By Rob Kaminski
MHSAA benchmarks editor
Next season’s three-week playoff format for the MHSAA Ice Hockey Tournament will fall more closely in line with similar postseasons for state associations around the country which sponsor the sport.
According to 2017-18 National Federation of State High School Associations participation statistics, 18 states sponsor boys ice hockey.
Michigan ranked third in number of schools involved with 240, behind Minnesota (282) and Massachusetts (278). In terms of overall participants, the MHSAA was fourth with 3,353, trailing Massachusetts (7,377), Minnesota (5,751) and New Jersey (3,492) and just ahead of New York (3,088). Wisconsin and Ohio boast more than 2,000 participants annually.
So, how do the tournaments compare among those states similar to Michigan? Most use longer tournament calendars than the two-week span previously employed by the MHSAA.
The timeframe for the season just past in the Minnesota tournament had most play beginning Feb. 21 and ending the same day as the MHSAA Finals, March 9. Some teams started on Feb. 19. The MHSAA dropped the puck for its first games on Monday, Feb. 25. It should be noted that Minnesota crowns just two champions annually, compared to the MHSAA’s three divisions.
Meanwhile, in Wisconsin and Ohio, just one school takes the statewide title each year, so it stands to reason that the postseason is spread out even further. Both states began the 2019 playoffs on Monday, Feb. 11.
Wisconsin’s tourney culminated on March 2 at Veteran’s Memorial Coliseum in Madison as teams played the Quarterfinals, Semifinals and Final over three consecutive days.
Ohio, meanwhile, took a week-long break following District Finals on March 1 or 2, then played the Semifinals and Final at Nationwide Arena in Columbus during March 8-9. This is similar to the rest period the MHSAA will enjoy moving forward from its Quarterfinals to the Semifinals and Finals in 2020.
Just as the season was reaching its pinnacle in Wisconsin, the postseason title chase was merely beginning in Massachusetts, where this year it opened Feb. 25.
Massachusetts is tied for the most divisions of the states studied here with four, but the top division is created with a different twist.
“The top division is often called the ‘Super 8’ or 1A. This tournament is set up differently than the other divisions,” said Massachusetts Ice Hockey Coaches Association President Dan Connolly. “The Super 8 is a double-elimination tournament. The seedlings for this tournament are done by power seeding via a committee using strength of schedule, record, team vs. teams under consideration and win-loss record down the stretch.”
Connolly said just 10 teams are chosen for the Super 8, and seed Nos. 7 through 10 must face off in a play-in game to join the top six.
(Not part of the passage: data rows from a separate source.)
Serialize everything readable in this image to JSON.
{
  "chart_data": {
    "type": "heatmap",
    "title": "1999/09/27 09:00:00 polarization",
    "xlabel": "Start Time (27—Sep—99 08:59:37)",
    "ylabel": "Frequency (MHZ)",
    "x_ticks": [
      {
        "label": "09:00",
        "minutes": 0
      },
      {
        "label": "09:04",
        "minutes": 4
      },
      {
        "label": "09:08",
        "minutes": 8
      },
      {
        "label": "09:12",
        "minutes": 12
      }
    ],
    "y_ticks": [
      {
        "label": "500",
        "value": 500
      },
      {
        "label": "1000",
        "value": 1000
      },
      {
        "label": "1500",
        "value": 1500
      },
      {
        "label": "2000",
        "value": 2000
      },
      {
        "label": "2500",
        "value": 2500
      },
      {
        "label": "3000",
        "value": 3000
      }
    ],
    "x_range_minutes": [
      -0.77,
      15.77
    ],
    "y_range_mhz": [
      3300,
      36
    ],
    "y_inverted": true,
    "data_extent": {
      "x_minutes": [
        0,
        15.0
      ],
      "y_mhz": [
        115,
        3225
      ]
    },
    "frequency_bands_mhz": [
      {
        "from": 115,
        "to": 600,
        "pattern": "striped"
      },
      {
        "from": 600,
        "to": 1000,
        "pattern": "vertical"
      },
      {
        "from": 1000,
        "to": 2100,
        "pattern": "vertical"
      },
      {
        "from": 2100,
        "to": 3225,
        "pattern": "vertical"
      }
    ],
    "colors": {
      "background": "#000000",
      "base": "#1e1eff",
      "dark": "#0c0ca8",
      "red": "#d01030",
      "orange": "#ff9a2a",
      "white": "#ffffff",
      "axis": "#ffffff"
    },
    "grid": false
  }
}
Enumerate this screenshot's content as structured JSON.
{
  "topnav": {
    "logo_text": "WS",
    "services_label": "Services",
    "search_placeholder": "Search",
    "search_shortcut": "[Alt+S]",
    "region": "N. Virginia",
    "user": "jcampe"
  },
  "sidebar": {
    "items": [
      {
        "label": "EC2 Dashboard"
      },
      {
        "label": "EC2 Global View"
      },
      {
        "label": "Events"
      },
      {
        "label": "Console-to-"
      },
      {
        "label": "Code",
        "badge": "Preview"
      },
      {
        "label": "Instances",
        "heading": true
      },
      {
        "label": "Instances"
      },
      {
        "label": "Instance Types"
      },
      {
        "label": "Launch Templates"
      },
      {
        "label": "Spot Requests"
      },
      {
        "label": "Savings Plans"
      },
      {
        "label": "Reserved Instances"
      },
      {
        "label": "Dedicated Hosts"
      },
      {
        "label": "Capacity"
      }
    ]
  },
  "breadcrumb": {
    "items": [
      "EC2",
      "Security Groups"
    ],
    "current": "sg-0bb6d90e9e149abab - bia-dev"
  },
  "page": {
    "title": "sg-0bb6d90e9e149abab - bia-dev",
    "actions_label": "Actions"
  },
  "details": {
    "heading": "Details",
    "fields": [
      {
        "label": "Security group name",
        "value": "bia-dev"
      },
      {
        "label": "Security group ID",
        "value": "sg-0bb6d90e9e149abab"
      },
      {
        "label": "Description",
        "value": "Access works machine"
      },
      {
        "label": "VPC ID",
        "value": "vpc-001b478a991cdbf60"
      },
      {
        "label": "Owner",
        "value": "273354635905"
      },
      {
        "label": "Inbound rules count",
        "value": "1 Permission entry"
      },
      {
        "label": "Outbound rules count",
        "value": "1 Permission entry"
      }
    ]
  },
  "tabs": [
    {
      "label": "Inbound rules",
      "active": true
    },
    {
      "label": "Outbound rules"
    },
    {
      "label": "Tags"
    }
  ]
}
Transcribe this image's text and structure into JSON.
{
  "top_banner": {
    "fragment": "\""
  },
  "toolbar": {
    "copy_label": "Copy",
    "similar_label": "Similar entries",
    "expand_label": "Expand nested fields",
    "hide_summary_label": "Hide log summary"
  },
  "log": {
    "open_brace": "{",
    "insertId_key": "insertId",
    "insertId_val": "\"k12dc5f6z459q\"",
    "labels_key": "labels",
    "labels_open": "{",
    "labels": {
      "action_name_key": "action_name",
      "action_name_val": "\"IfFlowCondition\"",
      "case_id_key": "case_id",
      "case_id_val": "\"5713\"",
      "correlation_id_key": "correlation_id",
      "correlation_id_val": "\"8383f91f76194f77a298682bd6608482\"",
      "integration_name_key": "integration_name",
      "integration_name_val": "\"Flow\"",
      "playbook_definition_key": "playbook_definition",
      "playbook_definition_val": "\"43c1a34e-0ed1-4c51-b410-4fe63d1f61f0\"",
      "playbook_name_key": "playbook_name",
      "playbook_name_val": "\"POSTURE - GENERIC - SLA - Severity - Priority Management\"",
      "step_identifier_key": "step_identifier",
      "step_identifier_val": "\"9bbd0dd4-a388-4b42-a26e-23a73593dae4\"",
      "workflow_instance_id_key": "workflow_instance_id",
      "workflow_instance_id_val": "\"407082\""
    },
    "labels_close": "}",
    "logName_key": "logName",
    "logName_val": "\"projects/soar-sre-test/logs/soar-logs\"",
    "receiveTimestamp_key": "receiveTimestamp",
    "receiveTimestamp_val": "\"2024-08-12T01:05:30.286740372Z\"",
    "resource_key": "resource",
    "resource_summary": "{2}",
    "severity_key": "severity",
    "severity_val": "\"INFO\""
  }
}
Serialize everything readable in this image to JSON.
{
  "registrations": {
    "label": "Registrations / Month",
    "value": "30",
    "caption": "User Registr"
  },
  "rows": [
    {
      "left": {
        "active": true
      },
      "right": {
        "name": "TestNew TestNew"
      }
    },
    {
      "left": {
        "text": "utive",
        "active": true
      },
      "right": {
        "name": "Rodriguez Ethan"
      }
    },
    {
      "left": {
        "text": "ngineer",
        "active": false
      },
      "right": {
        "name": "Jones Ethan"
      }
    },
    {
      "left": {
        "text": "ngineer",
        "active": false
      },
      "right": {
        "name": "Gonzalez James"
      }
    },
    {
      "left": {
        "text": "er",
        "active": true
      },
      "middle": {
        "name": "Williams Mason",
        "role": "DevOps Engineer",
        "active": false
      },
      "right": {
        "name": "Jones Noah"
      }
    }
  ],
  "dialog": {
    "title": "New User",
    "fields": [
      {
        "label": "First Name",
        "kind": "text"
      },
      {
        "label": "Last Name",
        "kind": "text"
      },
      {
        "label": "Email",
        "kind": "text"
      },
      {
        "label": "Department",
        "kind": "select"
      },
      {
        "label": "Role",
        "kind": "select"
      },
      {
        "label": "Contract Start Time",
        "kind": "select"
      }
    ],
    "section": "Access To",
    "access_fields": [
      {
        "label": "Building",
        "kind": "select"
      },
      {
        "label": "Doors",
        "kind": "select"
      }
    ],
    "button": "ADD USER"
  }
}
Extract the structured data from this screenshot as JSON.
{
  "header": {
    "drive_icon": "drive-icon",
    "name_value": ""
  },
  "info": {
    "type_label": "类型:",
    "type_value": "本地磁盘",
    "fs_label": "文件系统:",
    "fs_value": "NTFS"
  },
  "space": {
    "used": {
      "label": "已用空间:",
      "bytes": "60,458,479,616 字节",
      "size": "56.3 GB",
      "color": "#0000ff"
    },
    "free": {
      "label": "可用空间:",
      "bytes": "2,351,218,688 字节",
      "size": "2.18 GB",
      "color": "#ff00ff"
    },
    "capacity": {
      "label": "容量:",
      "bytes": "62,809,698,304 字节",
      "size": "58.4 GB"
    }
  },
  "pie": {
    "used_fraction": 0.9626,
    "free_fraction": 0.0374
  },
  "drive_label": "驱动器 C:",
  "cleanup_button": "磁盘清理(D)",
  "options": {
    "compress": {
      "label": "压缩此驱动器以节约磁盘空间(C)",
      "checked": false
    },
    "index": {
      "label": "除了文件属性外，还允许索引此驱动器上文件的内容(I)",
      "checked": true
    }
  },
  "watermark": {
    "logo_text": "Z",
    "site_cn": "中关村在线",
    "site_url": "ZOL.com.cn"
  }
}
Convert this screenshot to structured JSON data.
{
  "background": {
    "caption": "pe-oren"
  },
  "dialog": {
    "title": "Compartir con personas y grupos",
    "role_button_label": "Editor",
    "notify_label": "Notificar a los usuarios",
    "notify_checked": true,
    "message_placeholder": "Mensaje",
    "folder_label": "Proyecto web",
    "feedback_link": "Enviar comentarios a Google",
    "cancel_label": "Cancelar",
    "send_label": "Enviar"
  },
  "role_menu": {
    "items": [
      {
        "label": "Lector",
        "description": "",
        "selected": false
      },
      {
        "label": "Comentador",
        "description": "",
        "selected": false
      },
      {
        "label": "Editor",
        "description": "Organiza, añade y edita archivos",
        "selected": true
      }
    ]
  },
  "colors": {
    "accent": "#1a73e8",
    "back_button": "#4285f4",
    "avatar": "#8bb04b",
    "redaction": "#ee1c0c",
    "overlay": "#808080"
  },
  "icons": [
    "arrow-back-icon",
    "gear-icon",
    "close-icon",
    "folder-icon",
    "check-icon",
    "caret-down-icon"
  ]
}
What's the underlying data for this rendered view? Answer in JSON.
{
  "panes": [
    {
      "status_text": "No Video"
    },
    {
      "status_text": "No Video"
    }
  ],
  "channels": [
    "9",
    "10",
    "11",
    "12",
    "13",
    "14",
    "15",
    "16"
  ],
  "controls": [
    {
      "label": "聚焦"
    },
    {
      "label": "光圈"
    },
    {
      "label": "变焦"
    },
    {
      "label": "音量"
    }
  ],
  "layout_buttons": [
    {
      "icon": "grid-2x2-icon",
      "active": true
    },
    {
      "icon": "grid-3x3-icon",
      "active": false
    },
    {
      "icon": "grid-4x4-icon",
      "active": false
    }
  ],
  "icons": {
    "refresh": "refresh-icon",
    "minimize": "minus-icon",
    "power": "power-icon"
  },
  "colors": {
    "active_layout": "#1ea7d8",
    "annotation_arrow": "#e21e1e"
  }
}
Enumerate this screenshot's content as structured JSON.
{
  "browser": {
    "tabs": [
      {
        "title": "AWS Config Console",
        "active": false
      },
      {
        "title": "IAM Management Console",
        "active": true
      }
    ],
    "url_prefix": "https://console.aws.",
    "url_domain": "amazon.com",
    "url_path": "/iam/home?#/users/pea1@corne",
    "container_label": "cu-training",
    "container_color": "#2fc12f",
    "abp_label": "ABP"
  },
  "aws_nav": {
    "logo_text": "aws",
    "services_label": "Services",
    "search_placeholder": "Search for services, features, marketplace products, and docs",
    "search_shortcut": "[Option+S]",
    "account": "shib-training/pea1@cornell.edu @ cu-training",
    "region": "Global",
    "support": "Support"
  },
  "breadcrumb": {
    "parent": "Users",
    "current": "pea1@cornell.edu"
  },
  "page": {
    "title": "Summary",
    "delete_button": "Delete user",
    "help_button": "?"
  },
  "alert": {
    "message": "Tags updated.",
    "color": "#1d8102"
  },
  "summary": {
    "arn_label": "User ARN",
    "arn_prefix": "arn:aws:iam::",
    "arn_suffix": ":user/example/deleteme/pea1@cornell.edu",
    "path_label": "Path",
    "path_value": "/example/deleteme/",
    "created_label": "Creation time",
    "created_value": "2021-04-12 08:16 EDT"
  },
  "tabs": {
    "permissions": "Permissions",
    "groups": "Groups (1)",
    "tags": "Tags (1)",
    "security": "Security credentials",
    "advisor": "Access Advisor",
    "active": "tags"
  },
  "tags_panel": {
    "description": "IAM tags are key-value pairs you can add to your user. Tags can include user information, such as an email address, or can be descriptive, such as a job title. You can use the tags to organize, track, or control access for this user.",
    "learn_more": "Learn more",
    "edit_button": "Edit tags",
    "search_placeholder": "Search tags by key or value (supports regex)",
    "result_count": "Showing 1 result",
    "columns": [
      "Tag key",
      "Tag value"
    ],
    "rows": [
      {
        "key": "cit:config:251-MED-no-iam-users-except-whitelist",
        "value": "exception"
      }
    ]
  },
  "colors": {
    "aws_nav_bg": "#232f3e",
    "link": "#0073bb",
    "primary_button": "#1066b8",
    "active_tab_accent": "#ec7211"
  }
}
The two teams losing the play-in game return to their respective pre-assigned state divisions and can still win those tournaments. Such was the case in 2019, when Duxbury High lost in its bid to join the Super 8 field, but then won the Division 1 Final.
Like Michigan, those three divisions are based on enrollment, but unlike Michigan, the divisions are seeded based on winning percentage.
The Finals take place on a Sunday at the TD Garden in Boston, a celebration of hockey that features six games (four boys and two girls finals). This year’s event took place March 17, and nearly went into March 18. The Division 1 Final began at 9:59 p.m. as the previous contest, the Super 8 Final, went to four overtimes.
As mentioned, Minnesota’s tournament ended the same day as the MHSAA’s in 2019, and featured one overtime game among its two Finals at the Xcel Energy Center in St. Paul as Edina took the top class over Eden Prairie, 3-2.
The Sunday finales in Boston might seem foreign to followers of MHSAA tournaments, but New York also features a Sunday as the stage for its two state Finals, following Semifinals on Saturday. This year’s playoffs went from Feb. 20-March 10, culminating at the Harborcenter in Buffalo.
Neighboring New Jersey comes closest in length to the old MHSAA format with four divisions – three public and one non-public – taking just 14 days to determine winners at the Prudential Center in Newark. The 2019 titles were determined on Monday, March 4, with Semifinals the Wednesday prior.
PHOTO: Duxbury celebrated Massachusetts’ Division 1 championship this past season after missing out on making the “Super 8” bracket.